I must admit that I am somewhat mystified by what has happened in public political discourse in Maine and around the country in the last few years. Apparently, an environmental blogger named David Roberts gets the credit for creating the phrase “post truth” to describe today’s political and public discourse. When I first heard “post truth” used, my instinct was to call it a nonsense phrase, something to be dismissed as a fake concept conjured in an effort to sound sophisticated. Then I started to reflect on the political, public discourse we have suffered through in Maine for the last six years and what we have heard over the last twelve months in the Presidential campaigns. “Post truth” within those strictures is not a pseudo-sophisticated throw away phrase, but rather a sad fact.
A significant portion of our political, public and private statements are now grounded in the idea that anything that someone asserts to be true is absolutely true and that political action should be grounded in that belief regardless of the assertion’s independent validity or the absurdity, or worse, the horror of the outcome if it is acted on. For a while, as we slipped into this morass of political fantasy, it had its amusing aspects. I mean really, who can seriously believe that the US Army is going to invade Texas or that all the out of wedlock births in Maine are the result of dalliances between African American drug dealers from New York and innocent Maine women. I stopped laughing a while ago.
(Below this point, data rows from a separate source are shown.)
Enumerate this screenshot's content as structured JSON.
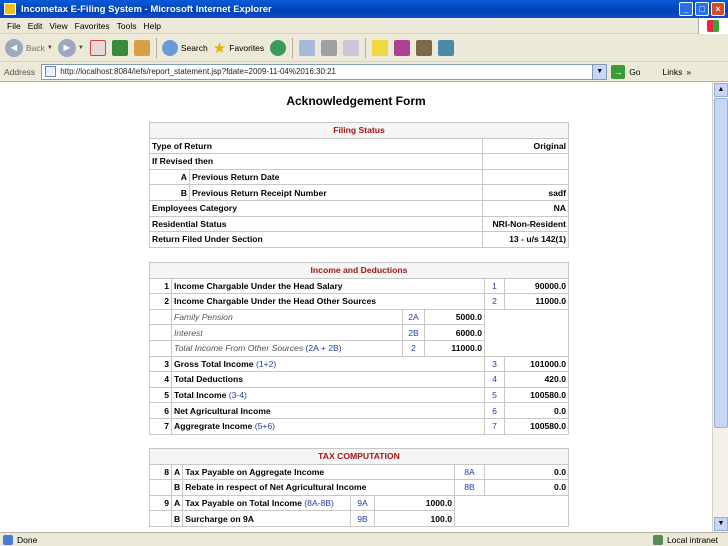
{
  "window": {
    "title": "Incometax E-Filing System - Microsoft Internet Explorer"
  },
  "menu": [
    "File",
    "Edit",
    "View",
    "Favorites",
    "Tools",
    "Help"
  ],
  "toolbar": {
    "back": "Back",
    "search": "Search",
    "favorites": "Favorites"
  },
  "address": {
    "label": "Address",
    "url": "http://localhost:8084/iefs/report_statement.jsp?fdate=2009-11-04%2016:30:21",
    "go": "Go",
    "links": "Links"
  },
  "page": {
    "title": "Acknowledgement Form"
  },
  "filing": {
    "header": "Filing Status",
    "rows": [
      {
        "label": "Type of Return",
        "value": "Original"
      },
      {
        "label": "If Revised then",
        "value": ""
      }
    ],
    "revised": [
      {
        "code": "A",
        "label": "Previous Return Date",
        "value": ""
      },
      {
        "code": "B",
        "label": "Previous Return Receipt Number",
        "value": "sadf"
      }
    ],
    "rows2": [
      {
        "label": "Employees Category",
        "value": "NA"
      },
      {
        "label": "Residential Status",
        "value": "NRI-Non-Resident"
      },
      {
        "label": "Return Filed Under Section",
        "value": "13 - u/s 142(1)"
      }
    ]
  },
  "income": {
    "header": "Income and Deductions",
    "rows": [
      {
        "no": "1",
        "label": "Income Chargable Under the Head Salary",
        "ref": "",
        "code": "1",
        "value": "90000.0"
      },
      {
        "no": "2",
        "label": "Income Chargable Under the Head Other Sources",
        "ref": "",
        "code": "2",
        "value": "11000.0"
      }
    ],
    "sub": [
      {
        "label": "Family Pension",
        "ref": "",
        "code": "2A",
        "value": "5000.0"
      },
      {
        "label": "Interest",
        "ref": "",
        "code": "2B",
        "value": "6000.0"
      },
      {
        "label": "Total Income From Other Sources ",
        "ref": "(2A + 2B)",
        "code": "2",
        "value": "11000.0"
      }
    ],
    "rows2": [
      {
        "no": "3",
        "label": "Gross Total Income ",
        "ref": "(1+2)",
        "code": "3",
        "value": "101000.0"
      },
      {
        "no": "4",
        "label": "Total Deductions",
        "ref": "",
        "code": "4",
        "value": "420.0"
      },
      {
        "no": "5",
        "label": "Total Income ",
        "ref": "(3-4)",
        "code": "5",
        "value": "100580.0"
      },
      {
        "no": "6",
        "label": "Net Agricultural Income",
        "ref": "",
        "code": "6",
        "value": "0.0"
      },
      {
        "no": "7",
        "label": "Aggregrate Income ",
        "ref": "(5+6)",
        "code": "7",
        "value": "100580.0"
      }
    ]
  },
  "tax": {
    "header": "TAX COMPUTATION",
    "rows": [
      {
        "no": "8",
        "letter": "A",
        "label": "Tax Payable on Aggregate Income",
        "ref": "",
        "code": "8A",
        "value": "0.0"
      },
      {
        "no": "",
        "letter": "B",
        "label": "Rebate in respect of Net Agricultural Income",
        "ref": "",
        "code": "8B",
        "value": "0.0"
      }
    ],
    "rows2": [
      {
        "no": "9",
        "letter": "A",
        "label": "Tax Payable on Total Income ",
        "ref": "(8A-8B)",
        "code": "9A",
        "value": "1000.0"
      },
      {
        "no": "",
        "letter": "B",
        "label": "Surcharge on 9A",
        "ref": "",
        "code": "9B",
        "value": "100.0"
      }
    ]
  },
  "status": {
    "left": "Done",
    "right": "Local intranet"
  }
}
The practical and emotional pain Paul LePage has caused hundreds of Mainers as he as made up things out of whole cloth, because he thinks they sound good or feel right to him, no longer has any humor content. Mr. LePage appears to have failed to make the transition from sitting on the loading dock at Marden’s swapping whoppers with the crew while waiting for the next truck load to pull up, and being the public face and political leader of the State of Maine. Telling whoppers with the boys on the loading dock is fun. Believing your own whoppers when you are the Governor and then acting on them is simultaneously pathetic and harmful.
The fact that one of the two major political parties in our country has nominated for President a man who has a very short emotional fuse, who thinks that as a practical matter he can just wish eleven million people out of the country, that a Russian dictator is a great leader, and that everyone who follows Islam is an enemy is beyond fascinating. The possibility that this amazingly ignorant narcissist could have control over our nuclear weapon’s codes is terrifying. This is a man who has publicly said that he is not entirely clear on why we don’t use our atomic weapons.
A country as powerful as the United States cannot have as a President a man who thinks that it is just fine to make up things that make you feel good or that sound good and then act to implement them if the result is the use of nuclear weapons. You cannot drop a nuke on Syria because your domestic political base is in an uproar over a terrorist act and you need a diversion.
There are multiple causes for the creation of this “post truth” political world that we appear to have entered and those causes need to be addressed, but the immediate need as we approach our national elections in November is to understand that “post truth” is now a reality in American political discourse. Each of us has to spend more time than we should have to sorting through political statements to see not only if they pass the straight face test, but if they have any basis in reality, regardless of who makes the assertion or how many times it is made.
On an immediately personal level perhaps the hardest part of living in this “post truth” political state is that we can no longer let pass assertions made by people we talk with that are based on made up from whole cloth issues. When issues that people insert into the public, political debate are fantasies, which to deal with would require dangerously harmful “solutions”, we need to require that the speaker say something more than “I believe it” as the justification for asserting that some fantasy is a serious issue. When proposed solutions to problems real or imagined result in outcomes that subvert our Constitution, or create circumstances worse than the problem, then the justification that “I believe it will work” is not enough. There must be some analysis that reasonably demonstrates that an asserted political issue has factual basis and that the solution to the problem is not yet another fantasy. We need candidates to provide the proof that they have a functioning brain and are not living and acting in made a up world. In this “post truth” dynamic the old fable about the boy who said out loud, when no one else would speak, that the King had no clothes on, takes on new meaning. Uncomfortable as it may be at times we need to speak up.